┏━━

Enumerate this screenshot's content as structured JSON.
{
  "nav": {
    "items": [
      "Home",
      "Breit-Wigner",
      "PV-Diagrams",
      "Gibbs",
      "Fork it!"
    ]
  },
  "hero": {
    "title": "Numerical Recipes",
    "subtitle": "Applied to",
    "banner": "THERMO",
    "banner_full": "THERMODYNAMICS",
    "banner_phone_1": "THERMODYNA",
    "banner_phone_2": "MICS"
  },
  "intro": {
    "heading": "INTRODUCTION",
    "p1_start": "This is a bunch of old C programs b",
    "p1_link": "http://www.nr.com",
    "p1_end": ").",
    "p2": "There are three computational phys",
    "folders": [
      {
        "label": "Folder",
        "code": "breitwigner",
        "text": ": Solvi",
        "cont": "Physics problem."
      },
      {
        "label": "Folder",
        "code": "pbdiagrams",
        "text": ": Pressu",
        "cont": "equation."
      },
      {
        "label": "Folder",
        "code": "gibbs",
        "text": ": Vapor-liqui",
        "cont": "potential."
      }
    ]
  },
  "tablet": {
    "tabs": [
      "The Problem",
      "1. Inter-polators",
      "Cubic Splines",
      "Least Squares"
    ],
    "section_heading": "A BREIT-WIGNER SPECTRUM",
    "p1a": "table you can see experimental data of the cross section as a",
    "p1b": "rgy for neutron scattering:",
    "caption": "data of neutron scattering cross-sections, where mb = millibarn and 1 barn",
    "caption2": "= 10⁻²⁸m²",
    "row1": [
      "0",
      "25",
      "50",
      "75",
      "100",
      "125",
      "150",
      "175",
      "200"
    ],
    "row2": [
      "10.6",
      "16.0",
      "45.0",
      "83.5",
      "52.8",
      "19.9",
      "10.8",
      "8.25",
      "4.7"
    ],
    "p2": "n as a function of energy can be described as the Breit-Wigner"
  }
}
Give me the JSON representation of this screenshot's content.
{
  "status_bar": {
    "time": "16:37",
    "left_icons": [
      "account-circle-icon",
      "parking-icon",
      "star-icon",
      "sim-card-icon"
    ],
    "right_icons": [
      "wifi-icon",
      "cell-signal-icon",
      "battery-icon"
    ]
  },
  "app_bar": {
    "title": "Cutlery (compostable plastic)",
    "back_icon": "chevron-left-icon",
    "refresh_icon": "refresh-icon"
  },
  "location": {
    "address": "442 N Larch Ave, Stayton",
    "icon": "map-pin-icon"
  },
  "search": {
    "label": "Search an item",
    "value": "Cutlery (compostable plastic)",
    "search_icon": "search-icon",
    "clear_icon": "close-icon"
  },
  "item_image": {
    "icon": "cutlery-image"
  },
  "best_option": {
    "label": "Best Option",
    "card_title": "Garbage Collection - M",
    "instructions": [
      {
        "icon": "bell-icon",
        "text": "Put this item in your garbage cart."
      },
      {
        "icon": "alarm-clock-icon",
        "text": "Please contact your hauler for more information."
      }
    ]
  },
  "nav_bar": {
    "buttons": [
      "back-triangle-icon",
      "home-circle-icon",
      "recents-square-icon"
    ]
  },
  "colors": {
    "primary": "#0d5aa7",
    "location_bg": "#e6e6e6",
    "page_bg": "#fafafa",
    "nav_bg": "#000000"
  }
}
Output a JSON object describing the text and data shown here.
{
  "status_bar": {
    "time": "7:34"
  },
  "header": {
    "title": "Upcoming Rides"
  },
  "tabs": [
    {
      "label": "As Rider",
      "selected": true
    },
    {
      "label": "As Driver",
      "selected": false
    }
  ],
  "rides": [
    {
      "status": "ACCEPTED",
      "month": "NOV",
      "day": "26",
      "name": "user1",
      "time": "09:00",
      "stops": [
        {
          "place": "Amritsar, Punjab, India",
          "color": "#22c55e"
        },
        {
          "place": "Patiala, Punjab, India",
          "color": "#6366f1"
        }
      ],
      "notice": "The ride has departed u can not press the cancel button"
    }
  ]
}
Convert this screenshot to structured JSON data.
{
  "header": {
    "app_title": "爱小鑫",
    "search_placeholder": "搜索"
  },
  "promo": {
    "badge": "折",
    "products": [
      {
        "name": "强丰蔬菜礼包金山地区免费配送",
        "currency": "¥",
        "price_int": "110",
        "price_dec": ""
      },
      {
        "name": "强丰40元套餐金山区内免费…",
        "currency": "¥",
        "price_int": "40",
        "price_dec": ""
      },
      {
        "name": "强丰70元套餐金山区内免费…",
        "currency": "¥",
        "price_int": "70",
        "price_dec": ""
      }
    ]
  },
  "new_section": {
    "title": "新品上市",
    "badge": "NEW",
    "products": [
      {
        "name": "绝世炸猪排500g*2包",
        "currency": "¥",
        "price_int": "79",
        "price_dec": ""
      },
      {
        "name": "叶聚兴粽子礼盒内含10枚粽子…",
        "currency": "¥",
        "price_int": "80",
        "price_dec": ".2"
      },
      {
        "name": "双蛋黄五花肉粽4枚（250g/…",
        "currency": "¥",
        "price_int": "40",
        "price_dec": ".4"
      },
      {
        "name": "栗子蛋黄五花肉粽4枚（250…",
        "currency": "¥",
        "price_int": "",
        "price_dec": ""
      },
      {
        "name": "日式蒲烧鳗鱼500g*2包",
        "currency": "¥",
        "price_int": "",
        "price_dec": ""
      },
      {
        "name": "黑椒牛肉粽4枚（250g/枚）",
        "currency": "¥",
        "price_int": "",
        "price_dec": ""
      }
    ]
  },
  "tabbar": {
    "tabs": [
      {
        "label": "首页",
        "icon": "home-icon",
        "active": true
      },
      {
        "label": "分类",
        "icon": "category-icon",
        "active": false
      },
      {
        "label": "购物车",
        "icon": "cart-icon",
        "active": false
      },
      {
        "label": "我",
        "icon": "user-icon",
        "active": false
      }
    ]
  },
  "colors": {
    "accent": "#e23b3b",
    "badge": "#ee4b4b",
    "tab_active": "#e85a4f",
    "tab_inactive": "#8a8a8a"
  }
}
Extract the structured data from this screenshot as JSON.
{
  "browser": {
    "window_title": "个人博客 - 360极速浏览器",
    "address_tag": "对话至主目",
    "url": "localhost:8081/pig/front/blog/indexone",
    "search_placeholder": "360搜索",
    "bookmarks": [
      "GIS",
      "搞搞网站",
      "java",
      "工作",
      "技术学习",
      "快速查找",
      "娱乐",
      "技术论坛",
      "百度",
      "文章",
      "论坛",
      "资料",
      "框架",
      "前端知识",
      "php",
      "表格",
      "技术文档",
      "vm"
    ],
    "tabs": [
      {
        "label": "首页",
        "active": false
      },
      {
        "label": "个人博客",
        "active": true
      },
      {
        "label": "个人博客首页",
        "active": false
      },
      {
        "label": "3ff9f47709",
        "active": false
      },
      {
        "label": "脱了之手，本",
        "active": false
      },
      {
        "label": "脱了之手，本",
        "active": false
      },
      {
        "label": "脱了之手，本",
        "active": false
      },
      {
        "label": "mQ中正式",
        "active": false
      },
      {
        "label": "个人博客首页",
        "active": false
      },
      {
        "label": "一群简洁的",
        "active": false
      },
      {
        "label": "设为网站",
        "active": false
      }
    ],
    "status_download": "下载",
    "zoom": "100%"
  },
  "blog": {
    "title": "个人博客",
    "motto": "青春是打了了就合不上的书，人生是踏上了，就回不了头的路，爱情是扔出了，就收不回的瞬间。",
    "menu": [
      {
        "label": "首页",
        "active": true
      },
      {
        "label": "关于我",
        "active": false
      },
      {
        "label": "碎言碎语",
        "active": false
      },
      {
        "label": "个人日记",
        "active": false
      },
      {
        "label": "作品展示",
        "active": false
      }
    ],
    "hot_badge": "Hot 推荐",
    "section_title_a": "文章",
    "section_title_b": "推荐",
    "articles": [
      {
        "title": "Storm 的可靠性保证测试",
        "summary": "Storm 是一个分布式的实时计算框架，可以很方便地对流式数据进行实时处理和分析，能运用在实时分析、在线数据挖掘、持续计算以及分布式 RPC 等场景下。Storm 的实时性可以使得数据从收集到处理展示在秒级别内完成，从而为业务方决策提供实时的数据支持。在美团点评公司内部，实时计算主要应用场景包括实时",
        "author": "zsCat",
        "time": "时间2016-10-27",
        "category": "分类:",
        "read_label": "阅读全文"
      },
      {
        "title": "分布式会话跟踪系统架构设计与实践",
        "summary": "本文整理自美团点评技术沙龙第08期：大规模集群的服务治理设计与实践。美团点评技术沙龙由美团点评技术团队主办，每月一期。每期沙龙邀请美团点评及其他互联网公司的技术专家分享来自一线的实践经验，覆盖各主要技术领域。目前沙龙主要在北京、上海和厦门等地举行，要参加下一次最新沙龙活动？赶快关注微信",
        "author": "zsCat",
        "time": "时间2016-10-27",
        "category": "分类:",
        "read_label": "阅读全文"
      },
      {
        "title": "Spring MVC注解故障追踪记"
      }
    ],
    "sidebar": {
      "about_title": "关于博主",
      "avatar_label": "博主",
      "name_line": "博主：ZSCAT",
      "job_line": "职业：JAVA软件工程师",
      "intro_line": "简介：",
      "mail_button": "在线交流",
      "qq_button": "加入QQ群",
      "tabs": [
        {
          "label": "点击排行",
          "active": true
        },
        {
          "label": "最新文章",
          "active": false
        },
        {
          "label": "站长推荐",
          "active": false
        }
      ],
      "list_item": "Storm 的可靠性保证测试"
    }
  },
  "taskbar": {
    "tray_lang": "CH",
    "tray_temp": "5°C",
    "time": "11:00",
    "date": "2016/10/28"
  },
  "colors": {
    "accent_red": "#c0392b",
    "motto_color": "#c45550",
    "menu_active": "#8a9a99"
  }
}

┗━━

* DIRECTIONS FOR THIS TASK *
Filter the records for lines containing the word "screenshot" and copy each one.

* RESULT *
Enumerate this screenshot's content as structured JSON.
Give me the JSON representation of this screenshot's content.
Convert this screenshot to structured JSON data.
Extract the structured data from this screenshot as JSON.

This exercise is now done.